SUPPLIED RECORDS:
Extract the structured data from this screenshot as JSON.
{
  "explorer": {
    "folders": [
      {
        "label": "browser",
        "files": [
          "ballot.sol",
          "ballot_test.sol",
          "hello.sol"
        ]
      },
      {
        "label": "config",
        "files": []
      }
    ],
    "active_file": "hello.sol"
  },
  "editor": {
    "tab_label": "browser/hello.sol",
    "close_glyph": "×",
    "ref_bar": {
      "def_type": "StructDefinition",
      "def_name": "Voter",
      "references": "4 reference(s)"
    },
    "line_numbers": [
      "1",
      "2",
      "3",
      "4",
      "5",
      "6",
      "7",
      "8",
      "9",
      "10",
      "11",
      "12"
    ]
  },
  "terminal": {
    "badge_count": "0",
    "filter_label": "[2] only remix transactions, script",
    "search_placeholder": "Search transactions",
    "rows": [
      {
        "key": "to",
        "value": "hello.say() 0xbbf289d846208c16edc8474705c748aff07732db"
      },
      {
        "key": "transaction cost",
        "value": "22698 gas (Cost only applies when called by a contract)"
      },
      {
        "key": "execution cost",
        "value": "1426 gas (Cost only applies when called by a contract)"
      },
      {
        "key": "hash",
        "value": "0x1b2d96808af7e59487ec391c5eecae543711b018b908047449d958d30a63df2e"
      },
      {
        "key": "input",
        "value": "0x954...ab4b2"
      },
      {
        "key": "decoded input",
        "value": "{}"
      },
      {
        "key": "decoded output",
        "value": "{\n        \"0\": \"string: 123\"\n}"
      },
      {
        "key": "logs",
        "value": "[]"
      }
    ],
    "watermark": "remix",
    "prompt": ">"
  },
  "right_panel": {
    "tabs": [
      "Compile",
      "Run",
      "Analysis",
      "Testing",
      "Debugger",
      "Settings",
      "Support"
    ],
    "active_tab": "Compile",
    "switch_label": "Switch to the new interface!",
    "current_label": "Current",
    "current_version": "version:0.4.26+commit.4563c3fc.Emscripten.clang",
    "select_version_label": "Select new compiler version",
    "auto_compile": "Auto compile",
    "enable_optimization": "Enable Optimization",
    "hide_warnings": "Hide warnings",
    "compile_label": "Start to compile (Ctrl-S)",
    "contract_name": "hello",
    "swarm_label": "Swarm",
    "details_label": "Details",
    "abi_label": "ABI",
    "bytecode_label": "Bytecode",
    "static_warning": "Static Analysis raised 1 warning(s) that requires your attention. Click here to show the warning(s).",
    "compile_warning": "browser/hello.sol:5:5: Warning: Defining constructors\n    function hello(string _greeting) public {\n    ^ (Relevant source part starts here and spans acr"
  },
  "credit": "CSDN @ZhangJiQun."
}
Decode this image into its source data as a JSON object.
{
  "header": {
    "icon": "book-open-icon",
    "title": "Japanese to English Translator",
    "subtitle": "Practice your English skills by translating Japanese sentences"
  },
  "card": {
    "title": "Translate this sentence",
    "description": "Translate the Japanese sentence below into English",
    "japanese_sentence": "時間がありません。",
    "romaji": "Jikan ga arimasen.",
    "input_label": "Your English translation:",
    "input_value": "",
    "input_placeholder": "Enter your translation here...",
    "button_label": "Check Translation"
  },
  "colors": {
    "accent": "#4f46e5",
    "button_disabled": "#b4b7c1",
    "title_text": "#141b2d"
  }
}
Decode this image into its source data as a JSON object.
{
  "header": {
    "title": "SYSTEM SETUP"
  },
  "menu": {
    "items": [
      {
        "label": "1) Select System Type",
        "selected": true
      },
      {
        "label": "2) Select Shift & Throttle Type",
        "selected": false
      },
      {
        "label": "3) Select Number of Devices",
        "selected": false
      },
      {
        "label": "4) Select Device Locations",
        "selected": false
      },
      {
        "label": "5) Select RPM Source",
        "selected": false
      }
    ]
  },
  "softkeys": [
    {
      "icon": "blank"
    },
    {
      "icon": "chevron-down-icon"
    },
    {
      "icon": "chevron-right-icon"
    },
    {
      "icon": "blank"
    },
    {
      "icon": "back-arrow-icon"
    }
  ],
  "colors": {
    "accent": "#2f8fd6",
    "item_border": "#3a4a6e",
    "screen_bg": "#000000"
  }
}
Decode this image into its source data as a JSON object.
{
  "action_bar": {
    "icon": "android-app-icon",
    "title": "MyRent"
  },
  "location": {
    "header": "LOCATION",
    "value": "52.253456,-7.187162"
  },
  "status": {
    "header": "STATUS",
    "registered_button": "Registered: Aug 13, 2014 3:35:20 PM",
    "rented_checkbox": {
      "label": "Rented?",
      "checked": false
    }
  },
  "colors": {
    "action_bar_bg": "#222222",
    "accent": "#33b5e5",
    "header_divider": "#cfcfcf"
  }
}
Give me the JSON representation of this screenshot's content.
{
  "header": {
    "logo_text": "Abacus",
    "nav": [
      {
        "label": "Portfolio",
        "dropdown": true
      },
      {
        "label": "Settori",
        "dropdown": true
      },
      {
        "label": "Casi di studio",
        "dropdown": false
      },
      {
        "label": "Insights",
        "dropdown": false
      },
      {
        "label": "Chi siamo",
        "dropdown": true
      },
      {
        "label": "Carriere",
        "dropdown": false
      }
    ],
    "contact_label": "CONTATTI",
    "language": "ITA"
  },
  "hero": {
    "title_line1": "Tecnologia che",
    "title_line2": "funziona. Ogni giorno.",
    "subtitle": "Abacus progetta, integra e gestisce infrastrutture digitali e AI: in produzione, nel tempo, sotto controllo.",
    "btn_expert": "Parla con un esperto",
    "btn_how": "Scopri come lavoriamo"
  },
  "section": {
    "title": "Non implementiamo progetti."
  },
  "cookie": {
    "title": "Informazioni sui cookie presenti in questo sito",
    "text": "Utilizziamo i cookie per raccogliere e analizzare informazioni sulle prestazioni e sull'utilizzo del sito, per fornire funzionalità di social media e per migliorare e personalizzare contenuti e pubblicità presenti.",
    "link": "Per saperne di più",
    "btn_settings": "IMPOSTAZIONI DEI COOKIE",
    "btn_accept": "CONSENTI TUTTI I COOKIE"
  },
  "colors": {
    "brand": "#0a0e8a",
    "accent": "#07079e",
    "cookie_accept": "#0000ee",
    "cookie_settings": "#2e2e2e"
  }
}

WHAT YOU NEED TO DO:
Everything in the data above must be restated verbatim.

OUTPUT OF THE EXERCISE:
Extract the structured data from this screenshot as JSON.
{
  "explorer": {
    "folders": [
      {
        "label": "browser",
        "files": [
          "ballot.sol",
          "ballot_test.sol",
          "hello.sol"
        ]
      },
      {
        "label": "config",
        "files": []
      }
    ],
    "active_file": "hello.sol"
  },
  "editor": {
    "tab_label": "browser/hello.sol",
    "close_glyph": "×",
    "ref_bar": {
      "def_type": "StructDefinition",
      "def_name": "Voter",
      "references": "4 reference(s)"
    },
    "line_numbers": [
      "1",
      "2",
      "3",
      "4",
      "5",
      "6",
      "7",
      "8",
      "9",
      "10",
      "11",
      "12"
    ]
  },
  "terminal": {
    "badge_count": "0",
    "filter_label": "[2] only remix transactions, script",
    "search_placeholder": "Search transactions",
    "rows": [
      {
        "key": "to",
        "value": "hello.say() 0xbbf289d846208c16edc8474705c748aff07732db"
      },
      {
        "key": "transaction cost",
        "value": "22698 gas (Cost only applies when called by a contract)"
      },
      {
        "key": "execution cost",
        "value": "1426 gas (Cost only applies when called by a contract)"
      },
      {
        "key": "hash",
        "value": "0x1b2d96808af7e59487ec391c5eecae543711b018b908047449d958d30a63df2e"
      },
      {
        "key": "input",
        "value": "0x954...ab4b2"
      },
      {
        "key": "decoded input",
        "value": "{}"
      },
      {
        "key": "decoded output",
        "value": "{\n        \"0\": \"string: 123\"\n}"
      },
      {
        "key": "logs",
        "value": "[]"
      }
    ],
    "watermark": "remix",
    "prompt": ">"
  },
  "right_panel": {
    "tabs": [
      "Compile",
      "Run",
      "Analysis",
      "Testing",
      "Debugger",
      "Settings",
      "Support"
    ],
    "active_tab": "Compile",
    "switch_label": "Switch to the new interface!",
    "current_label": "Current",
    "current_version": "version:0.4.26+commit.4563c3fc.Emscripten.clang",
    "select_version_label": "Select new compiler version",
    "auto_compile": "Auto compile",
    "enable_optimization": "Enable Optimization",
    "hide_warnings": "Hide warnings",
    "compile_label": "Start to compile (Ctrl-S)",
    "contract_name": "hello",
    "swarm_label": "Swarm",
    "details_label": "Details",
    "abi_label": "ABI",
    "bytecode_label": "Bytecode",
    "static_warning": "Static Analysis raised 1 warning(s) that requires your attention. Click here to show the warning(s).",
    "compile_warning": "browser/hello.sol:5:5: Warning: Defining constructors\n    function hello(string _greeting) public {\n    ^ (Relevant source part starts here and spans acr"
  },
  "credit": "CSDN @ZhangJiQun."
}
Decode this image into its source data as a JSON object.
{
  "header": {
    "icon": "book-open-icon",
    "title": "Japanese to English Translator",
    "subtitle": "Practice your English skills by translating Japanese sentences"
  },
  "card": {
    "title": "Translate this sentence",
    "description": "Translate the Japanese sentence below into English",
    "japanese_sentence": "時間がありません。",
    "romaji": "Jikan ga arimasen.",
    "input_label": "Your English translation:",
    "input_value": "",
    "input_placeholder": "Enter your translation here...",
    "button_label": "Check Translation"
  },
  "colors": {
    "accent": "#4f46e5",
    "button_disabled": "#b4b7c1",
    "title_text": "#141b2d"
  }
}
Decode this image into its source data as a JSON object.
{
  "header": {
    "title": "SYSTEM SETUP"
  },
  "menu": {
    "items": [
      {
        "label": "1) Select System Type",
        "selected": true
      },
      {
        "label": "2) Select Shift & Throttle Type",
        "selected": false
      },
      {
        "label": "3) Select Number of Devices",
        "selected": false
      },
      {
        "label": "4) Select Device Locations",
        "selected": false
      },
      {
        "label": "5) Select RPM Source",
        "selected": false
      }
    ]
  },
  "softkeys": [
    {
      "icon": "blank"
    },
    {
      "icon": "chevron-down-icon"
    },
    {
      "icon": "chevron-right-icon"
    },
    {
      "icon": "blank"
    },
    {
      "icon": "back-arrow-icon"
    }
  ],
  "colors": {
    "accent": "#2f8fd6",
    "item_border": "#3a4a6e",
    "screen_bg": "#000000"
  }
}
Decode this image into its source data as a JSON object.
{
  "action_bar": {
    "icon": "android-app-icon",
    "title": "MyRent"
  },
  "location": {
    "header": "LOCATION",
    "value": "52.253456,-7.187162"
  },
  "status": {
    "header": "STATUS",
    "registered_button": "Registered: Aug 13, 2014 3:35:20 PM",
    "rented_checkbox": {
      "label": "Rented?",
      "checked": false
    }
  },
  "colors": {
    "action_bar_bg": "#222222",
    "accent": "#33b5e5",
    "header_divider": "#cfcfcf"
  }
}
Give me the JSON representation of this screenshot's content.
{
  "header": {
    "logo_text": "Abacus",
    "nav": [
      {
        "label": "Portfolio",
        "dropdown": true
      },
      {
        "label": "Settori",
        "dropdown": true
      },
      {
        "label": "Casi di studio",
        "dropdown": false
      },
      {
        "label": "Insights",
        "dropdown": false
      },
      {
        "label": "Chi siamo",
        "dropdown": true
      },
      {
        "label": "Carriere",
        "dropdown": false
      }
    ],
    "contact_label": "CONTATTI",
    "language": "ITA"
  },
  "hero": {
    "title_line1": "Tecnologia che",
    "title_line2": "funziona. Ogni giorno.",
    "subtitle": "Abacus progetta, integra e gestisce infrastrutture digitali e AI: in produzione, nel tempo, sotto controllo.",
    "btn_expert": "Parla con un esperto",
    "btn_how": "Scopri come lavoriamo"
  },
  "section": {
    "title": "Non implementiamo progetti."
  },
  "cookie": {
    "title": "Informazioni sui cookie presenti in questo sito",
    "text": "Utilizziamo i cookie per raccogliere e analizzare informazioni sulle prestazioni e sull'utilizzo del sito, per fornire funzionalità di social media e per migliorare e personalizzare contenuti e pubblicità presenti.",
    "link": "Per saperne di più",
    "btn_settings": "IMPOSTAZIONI DEI COOKIE",
    "btn_accept": "CONSENTI TUTTI I COOKIE"
  },
  "colors": {
    "brand": "#0a0e8a",
    "accent": "#07079e",
    "cookie_accept": "#0000ee",
    "cookie_settings": "#2e2e2e"
  }
}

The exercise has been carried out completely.